How far can we take this? During my MBA I attended an exchange program at Hitotsubashi University Graduate School of International Corporate Strategy, in the center of Tokyo, Japan. I brought only my laptop, camera and about a week’s worth of clothing. For several months I lived in a room just large enough for my bed, a workspace and small closet. As a testament to the wonderful friends I met, engaging professors and the equal parts of confusion and delight that is the experience of being a foreigner in Japan, I had such a good time I never once thought about all of the things I had left in the US. At the end of my time there, I took a brief trip around the western part of Honshu (the big island), culminating at a Buddhist temple on top of a mountain in the town of Koya-san. As the world headquarters of the Shingon Sect of Japanese Buddhism, Koya-san is a popular destination for religious pilgrims and tourists, though since it was February and unbelievably cold I more or less had the mountain to myself. For company I had Master Daigen, his students, the lady who operated the tea house in town and her cat. During a private lesson in Zen meditation with one of the monks at the temple where I stayed, I was told that the ultimate goal of their devotion was to observe the universe. Everything at once. He understood that this might be a little daunting for someone of the worldly persuasion, and suggested that I consider the letter ‘a’ as the universe, and just try to contemplate that. My feet started to fall asleep after about 30 minutes, and after an hour I am not sure I was much closer to enlightenment than when I started, but I definitely felt calmer. Something to shoot for, anyway.
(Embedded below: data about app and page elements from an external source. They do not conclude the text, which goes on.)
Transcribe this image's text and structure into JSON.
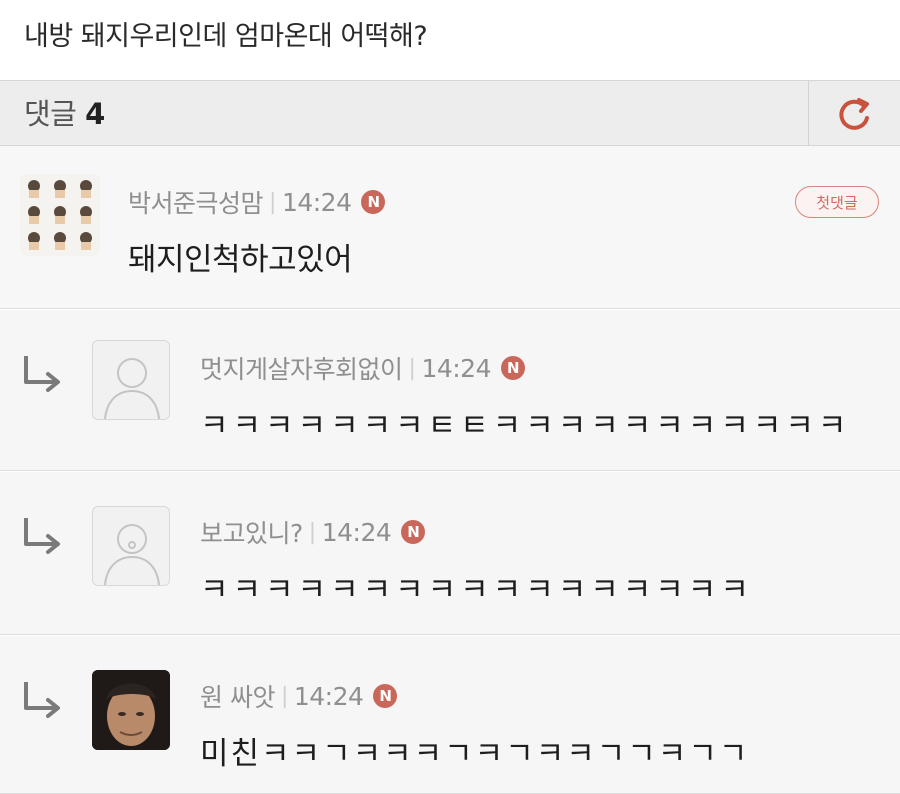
{
  "post": {
    "title": "내방 돼지우리인데 엄마온대 어떡해?"
  },
  "comments_header": {
    "label": "댓글",
    "count": "4"
  },
  "comments": [
    {
      "author": "박서준극성맘",
      "time": "14:24",
      "badge": "N",
      "text": "돼지인척하고있어",
      "tag": "첫댓글",
      "is_reply": false
    },
    {
      "author": "멋지게살자후회없이",
      "time": "14:24",
      "badge": "N",
      "text": "ㅋㅋㅋㅋㅋㅋㅋㅌㅌㅋㅋㅋㅋㅋㅋㅋㅋㅋㅋㅋ",
      "is_reply": true
    },
    {
      "author": "보고있니?",
      "time": "14:24",
      "badge": "N",
      "text": "ㅋㅋㅋㅋㅋㅋㅋㅋㅋㅋㅋㅋㅋㅋㅋㅋㅋ",
      "is_reply": true
    },
    {
      "author": "원 싸앗",
      "time": "14:24",
      "badge": "N",
      "text": "미친ㅋㅋㄱㅋㅋㅋㄱㅋㄱㅋㅋㄱㄱㅋㄱㄱ",
      "is_reply": true
    }
  ],
  "colors": {
    "accent": "#c9685a",
    "header_bg": "#ededed",
    "row_bg": "#f6f6f6"
  },
  "icons": {
    "refresh": "refresh-icon",
    "reply": "reply-arrow-icon",
    "new": "new-badge-icon"
  }
}
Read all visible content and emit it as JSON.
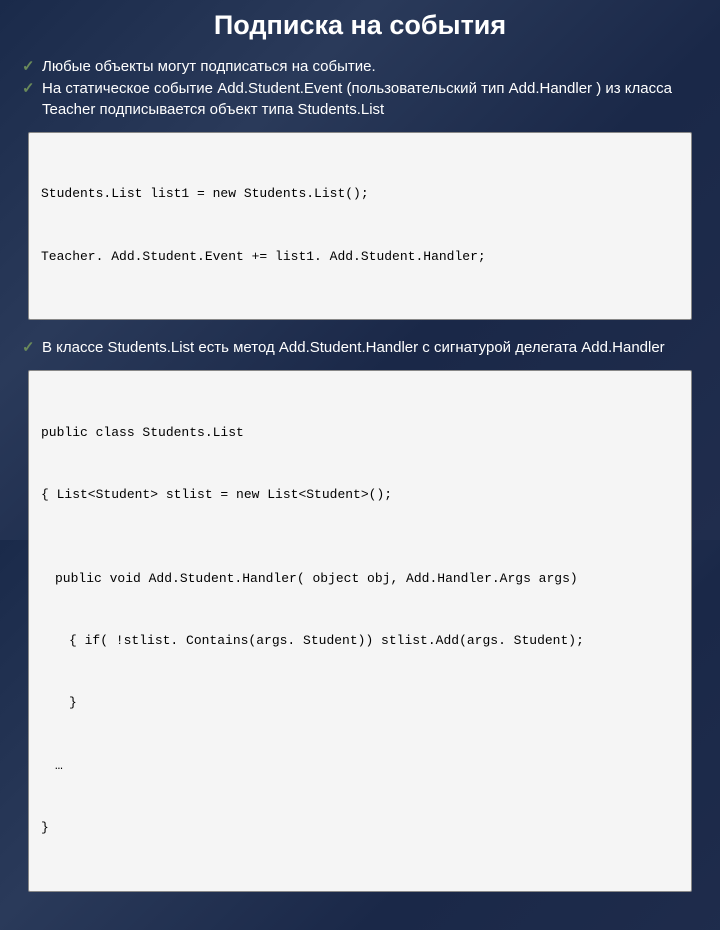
{
  "title": "Подписка на события",
  "bullets1": [
    "Любые объекты могут подписаться на событие.",
    "На статическое событие  Add.Student.Event  (пользовательский тип Add.Handler ) из класса Teacher подписывается объект типа Students.List"
  ],
  "code1": [
    "Students.List list1 = new Students.List();",
    "Teacher. Add.Student.Event += list1. Add.Student.Handler;"
  ],
  "bullets2": [
    "В классе Students.List  есть метод  Add.Student.Handler с сигнатурой делегата Add.Handler"
  ],
  "code2": [
    "public class Students.List",
    "{ List<Student> stlist = new List<Student>();",
    "public void Add.Student.Handler( object obj, Add.Handler.Args args)",
    "{ if( !stlist. Contains(args. Student)) stlist.Add(args. Student);",
    "}",
    "…",
    "}"
  ]
}
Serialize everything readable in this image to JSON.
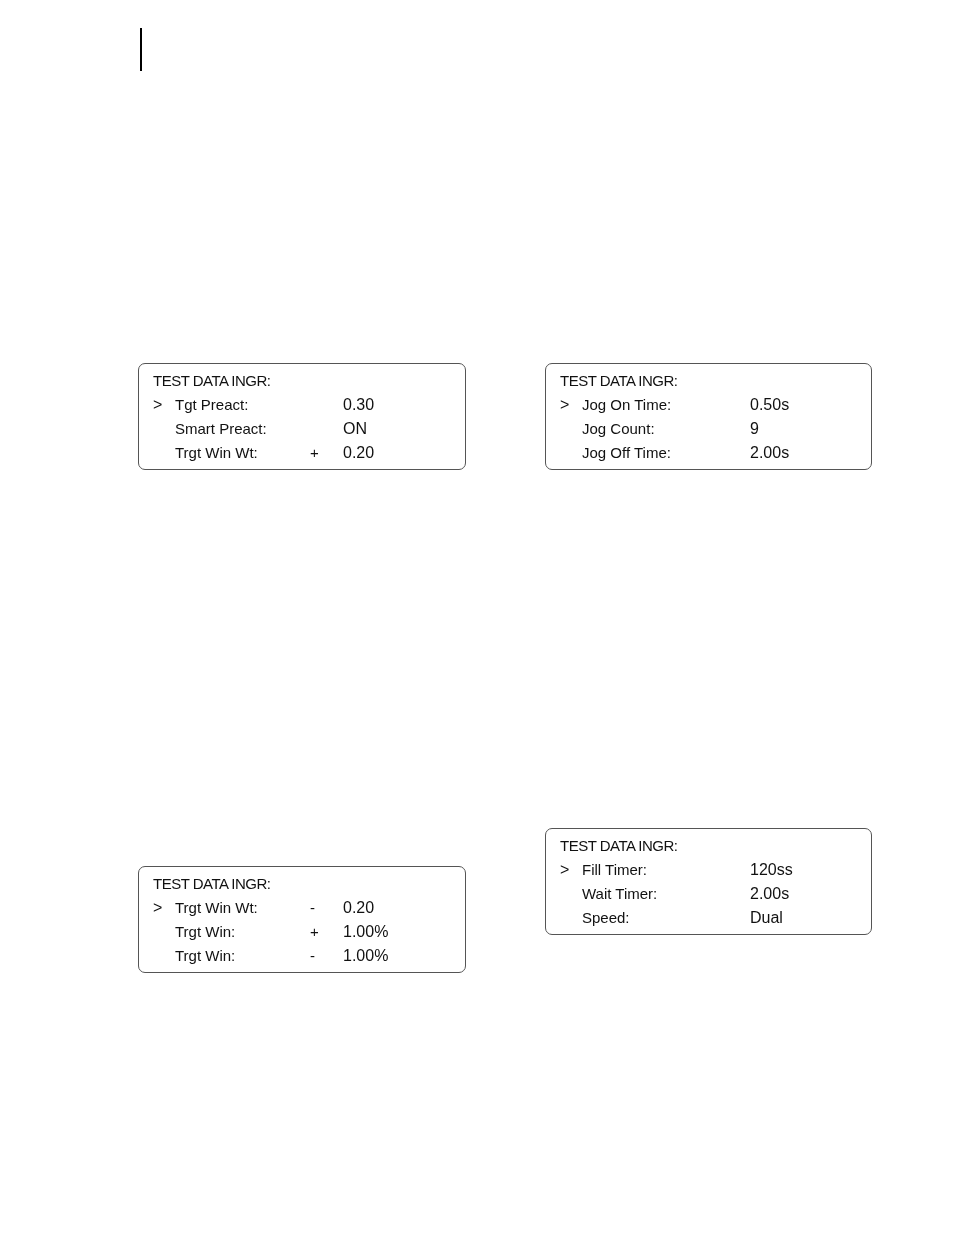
{
  "panels": [
    {
      "title": "TEST DATA INGR:",
      "cursor": ">",
      "rows": [
        {
          "label": "Tgt Preact:",
          "value": "0.30",
          "selected": true
        },
        {
          "label": "Smart Preact:",
          "value": "ON",
          "selected": false
        },
        {
          "label": "Trgt Win Wt:",
          "sign": "+",
          "value": "0.20",
          "selected": false
        }
      ]
    },
    {
      "title": "TEST DATA INGR:",
      "cursor": ">",
      "rows": [
        {
          "label": "Trgt Win Wt:",
          "sign": "-",
          "value": "0.20",
          "selected": true
        },
        {
          "label": "Trgt Win:",
          "sign": "+",
          "value": "1.00%",
          "selected": false
        },
        {
          "label": "Trgt Win:",
          "sign": "-",
          "value": "1.00%",
          "selected": false
        }
      ]
    },
    {
      "title": "TEST DATA INGR:",
      "cursor": ">",
      "rows": [
        {
          "label": "Jog On Time:",
          "value": "0.50s",
          "selected": true
        },
        {
          "label": "Jog Count:",
          "value": "9",
          "selected": false
        },
        {
          "label": "Jog Off Time:",
          "value": "2.00s",
          "selected": false
        }
      ]
    },
    {
      "title": "TEST DATA INGR:",
      "cursor": ">",
      "rows": [
        {
          "label": "Fill Timer:",
          "value": "120ss",
          "selected": true
        },
        {
          "label": "Wait Timer:",
          "value": "2.00s",
          "selected": false
        },
        {
          "label": "Speed:",
          "value": "Dual",
          "selected": false
        }
      ]
    }
  ]
}
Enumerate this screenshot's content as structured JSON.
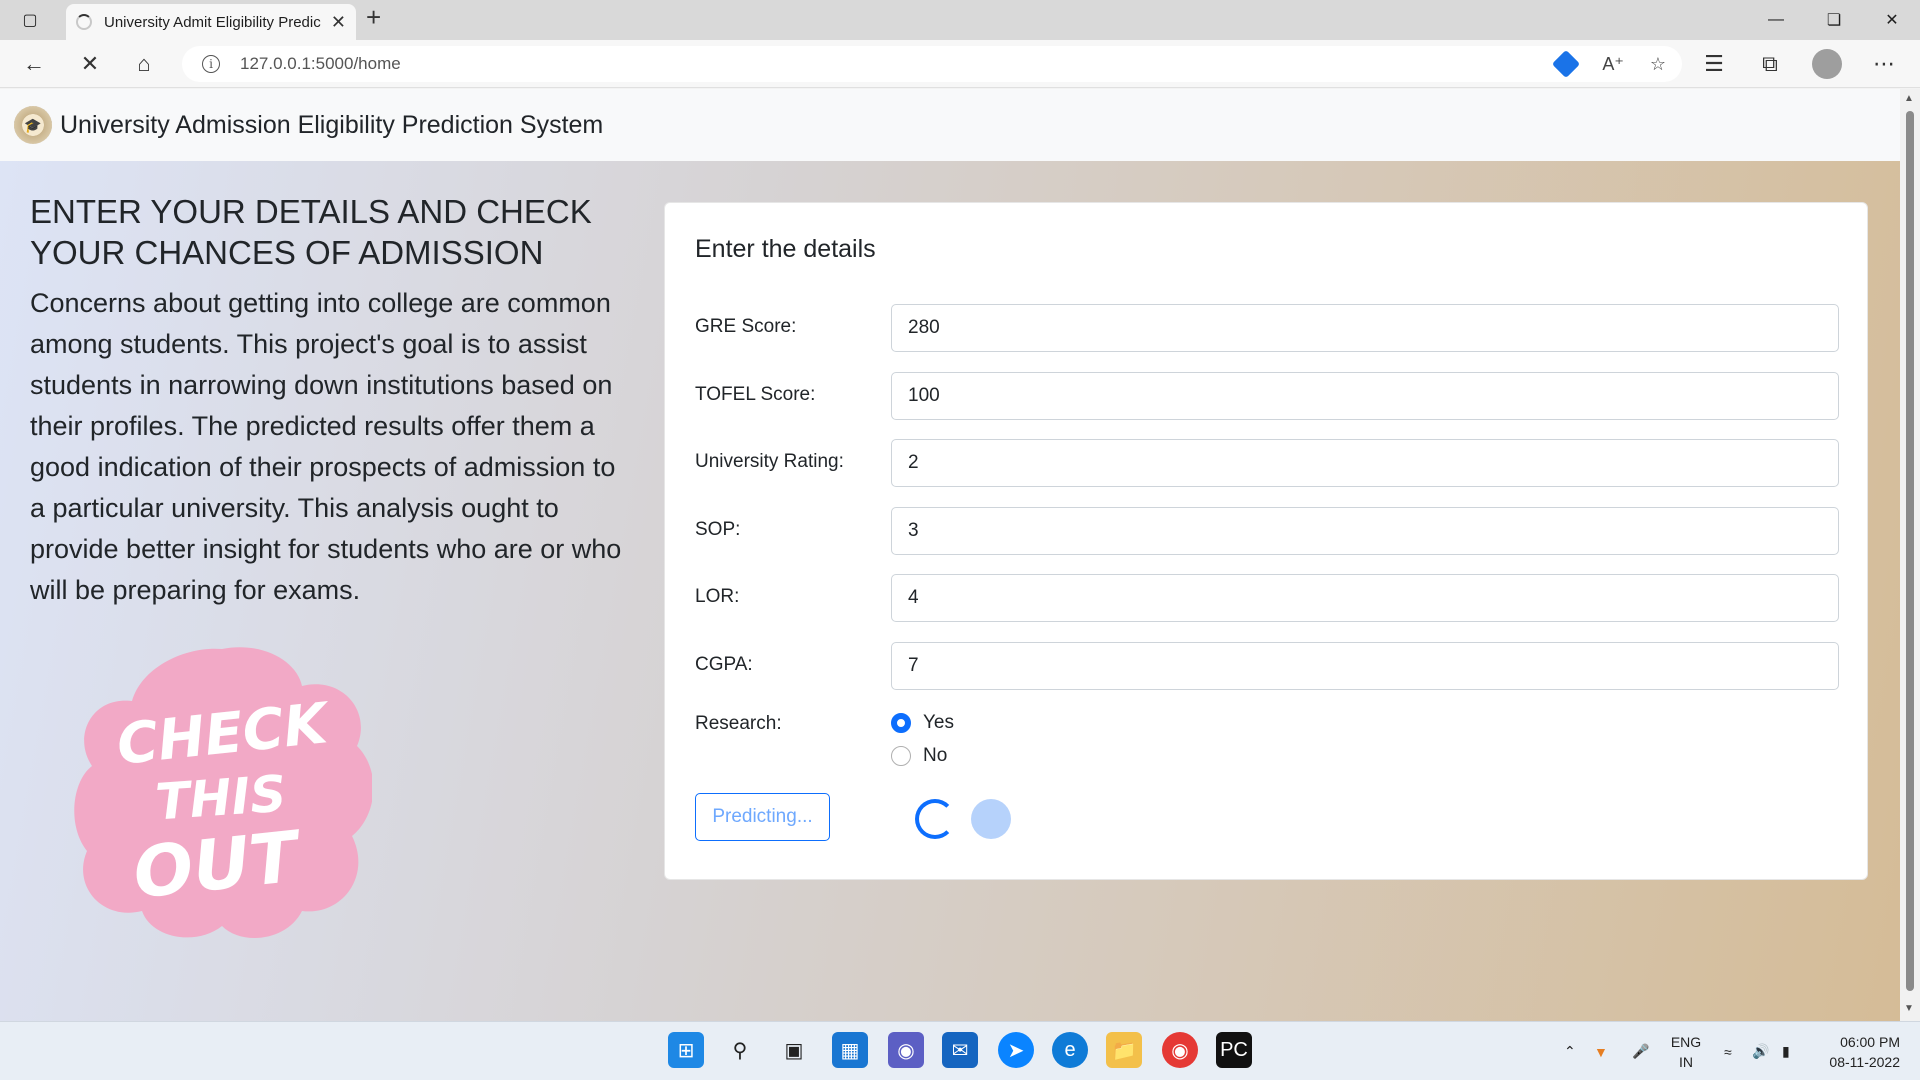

Zen Buddhism might be a little extreme, particularly the part about not being permitted to marry. But I can draw from these experiences the acknowledgment that after meeting a few basic needs like food, shelter and companions, there really is not much else required to achieve fulfillment. For guidance of the kitchen kind, I look to no nonsense chef Alton Brown, who advocates avoidance of unitaskers (tools that can only be used for one very specific purpose). Min and I will continue to separate the wheat from the chaff among our possessions. Hopefully, by the time we end up moving back to China, we will not have that much left to take with us. Now, if you will please excuse me, I have to go pull a MacGyver. There is a near disaster about to occur on my stove.